Recently, the Tri-County Diabetes Partnership declared the rate of diabetes in Floyd, Johnson and Magoffin counties (map) “a crisis of epidemic proportions.” The rate in 2002-10, the latest available, was 14 percent.
If the federal Centers for Disease Control and Prevention “saw a similar increase in any other illness, they would probably declare a national emergency,” said J.D. Miller, vice president of medical affairs for Appalachian Regional Healthcare, who chaired the meeting.
The group’s statement was an appropriate response to direct public’s attention to the imperative of addressing the area’s skyrocketing rate of the disease, Ralph Davis of The Floyd County Times wrote in an editorial.
Diabetes will remain a crisis unless we do something about it, said Davis, and “if you have been waiting for a crisis before making healthy lifestyle changes, we’ve got one for you. In fact, we have several,” Davis said.
The Central Appalachian region suffers from disproportionate rates of diabetes, cancer and heart disease, and Floyd, Magoffin and Johnson counties have much higher rates of obesity than state and national averages, Davis notes. Floyd County ranks last among the state’s 120 counties in overall health measures, and Johnson and Magoffin counties are ranked 108th and 104th, respectively.

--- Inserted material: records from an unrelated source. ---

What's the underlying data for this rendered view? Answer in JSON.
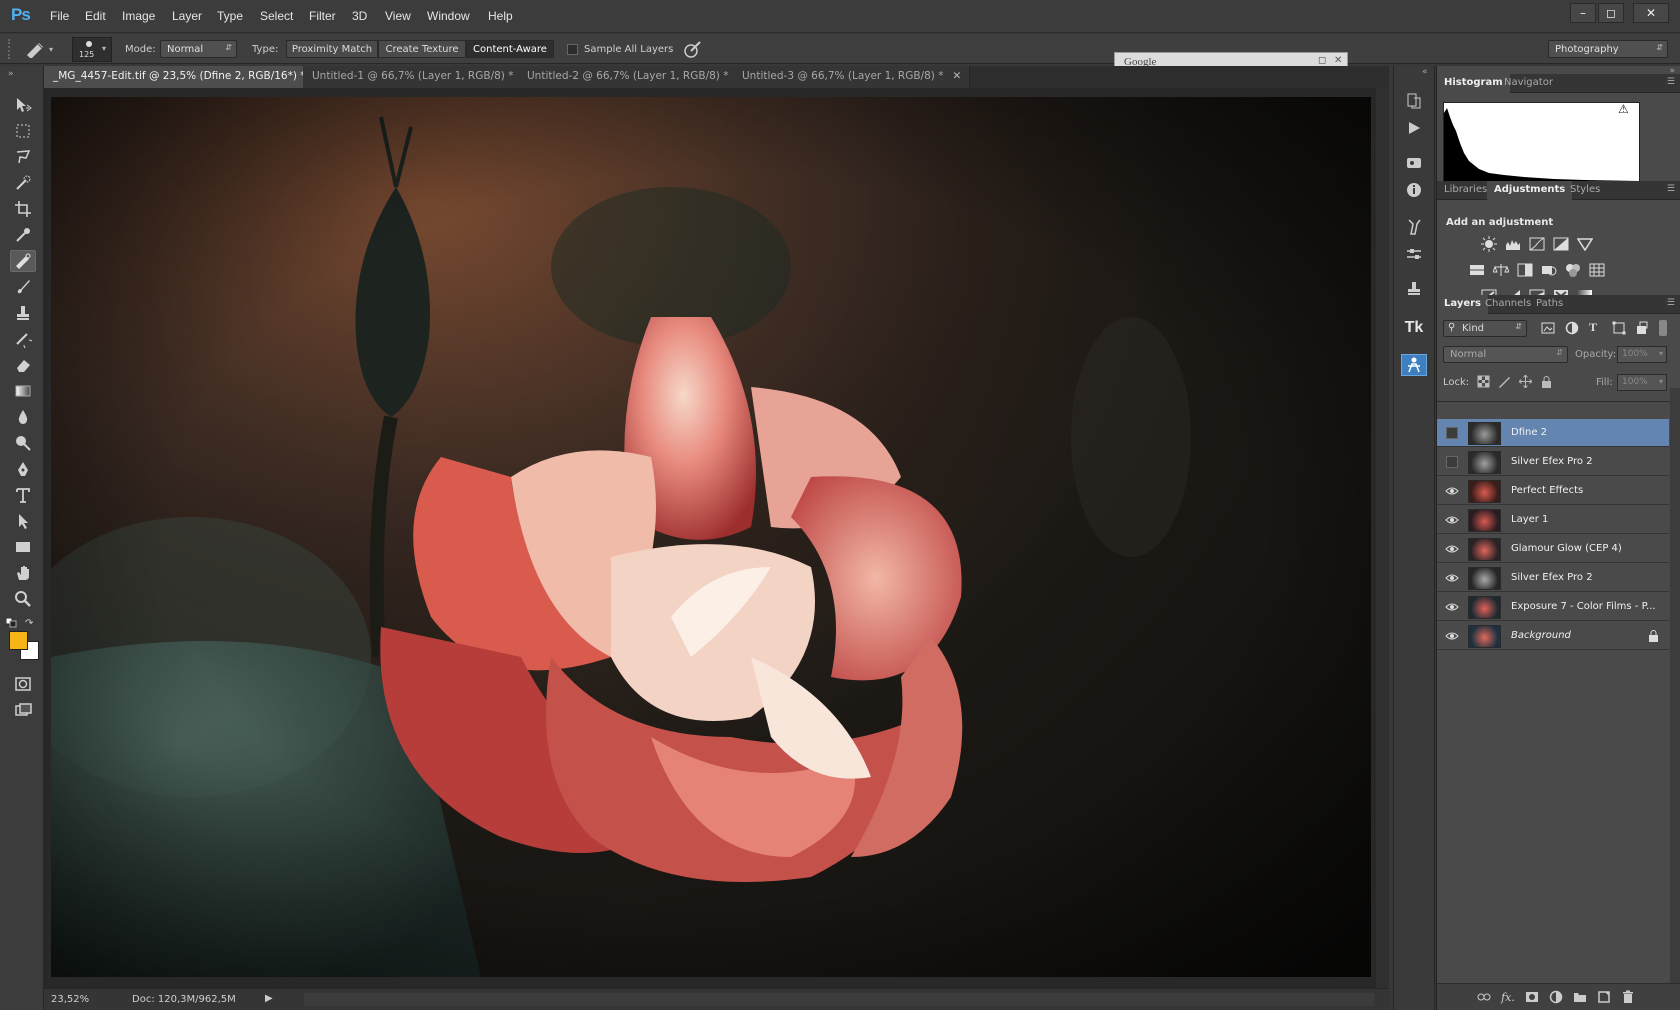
{
  "app": {
    "logo": "Ps"
  },
  "menu": [
    "File",
    "Edit",
    "Image",
    "Layer",
    "Type",
    "Select",
    "Filter",
    "3D",
    "View",
    "Window",
    "Help"
  ],
  "options": {
    "brush_size": "125",
    "mode_label": "Mode:",
    "mode_value": "Normal",
    "type_label": "Type:",
    "type_buttons": [
      "Proximity Match",
      "Create Texture",
      "Content-Aware"
    ],
    "sample_all_layers": "Sample All Layers",
    "workspace": "Photography"
  },
  "google_panel": {
    "title": "Google"
  },
  "tabs": [
    {
      "label": "_MG_4457-Edit.tif @ 23,5% (Dfine 2, RGB/16*) *",
      "active": true
    },
    {
      "label": "Untitled-1 @ 66,7% (Layer 1, RGB/8) *",
      "active": false
    },
    {
      "label": "Untitled-2 @ 66,7% (Layer 1, RGB/8) *",
      "active": false
    },
    {
      "label": "Untitled-3 @ 66,7% (Layer 1, RGB/8) *",
      "active": false
    }
  ],
  "tools": [
    "move-tool",
    "marquee-tool",
    "lasso-tool",
    "quick-selection-tool",
    "crop-tool",
    "eyedropper-tool",
    "spot-healing-tool",
    "brush-tool",
    "clone-stamp-tool",
    "history-brush-tool",
    "eraser-tool",
    "gradient-tool",
    "blur-tool",
    "dodge-tool",
    "pen-tool",
    "type-tool",
    "path-selection-tool",
    "rectangle-tool",
    "hand-tool",
    "zoom-tool"
  ],
  "colors": {
    "foreground": "#f5b516",
    "background": "#ffffff",
    "selection": "#6385b0",
    "accent": "#50b0f0"
  },
  "status": {
    "zoom": "23,52%",
    "doc": "Doc: 120,3M/962,5M"
  },
  "panels": {
    "histogram_tabs": [
      "Histogram",
      "Navigator"
    ],
    "adjust_tabs": [
      "Libraries",
      "Adjustments",
      "Styles"
    ],
    "adjust_title": "Add an adjustment",
    "layers_tabs": [
      "Layers",
      "Channels",
      "Paths"
    ],
    "kind_filter": "Kind",
    "blend_mode": "Normal",
    "opacity_label": "Opacity:",
    "opacity_value": "100%",
    "lock_label": "Lock:",
    "fill_label": "Fill:",
    "fill_value": "100%"
  },
  "layers": [
    {
      "name": "Dfine 2",
      "visible": false,
      "selected": true
    },
    {
      "name": "Silver Efex Pro 2",
      "visible": false,
      "selected": false
    },
    {
      "name": "Perfect Effects",
      "visible": true,
      "selected": false
    },
    {
      "name": "Layer 1",
      "visible": true,
      "selected": false
    },
    {
      "name": "Glamour Glow (CEP 4)",
      "visible": true,
      "selected": false
    },
    {
      "name": "Silver Efex Pro 2",
      "visible": true,
      "selected": false
    },
    {
      "name": "Exposure 7 - Color Films - P...",
      "visible": true,
      "selected": false
    },
    {
      "name": "Background",
      "visible": true,
      "selected": false,
      "locked": true
    }
  ]
}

To do something about this problem, Davis calls for concentrated attention by health care providers and government officials, but the problem won’t be solved without action from the community and individuals, he says. Simple, healthy lifestyle changes are needed.
“It’s going to require the conscious decision by everyone in the region to do what they can to improve their diet and exercise habits, and to encourage their friends and family to do the same,” said Davis.
Calls like Davis’s are needed even more in most of the counties that surround the three counties, based on data from the CDC’s Behavioral Risk Surveillance System. The counties in dark blue had rates above 14 percent; the highest was Greenup, at 17 percent.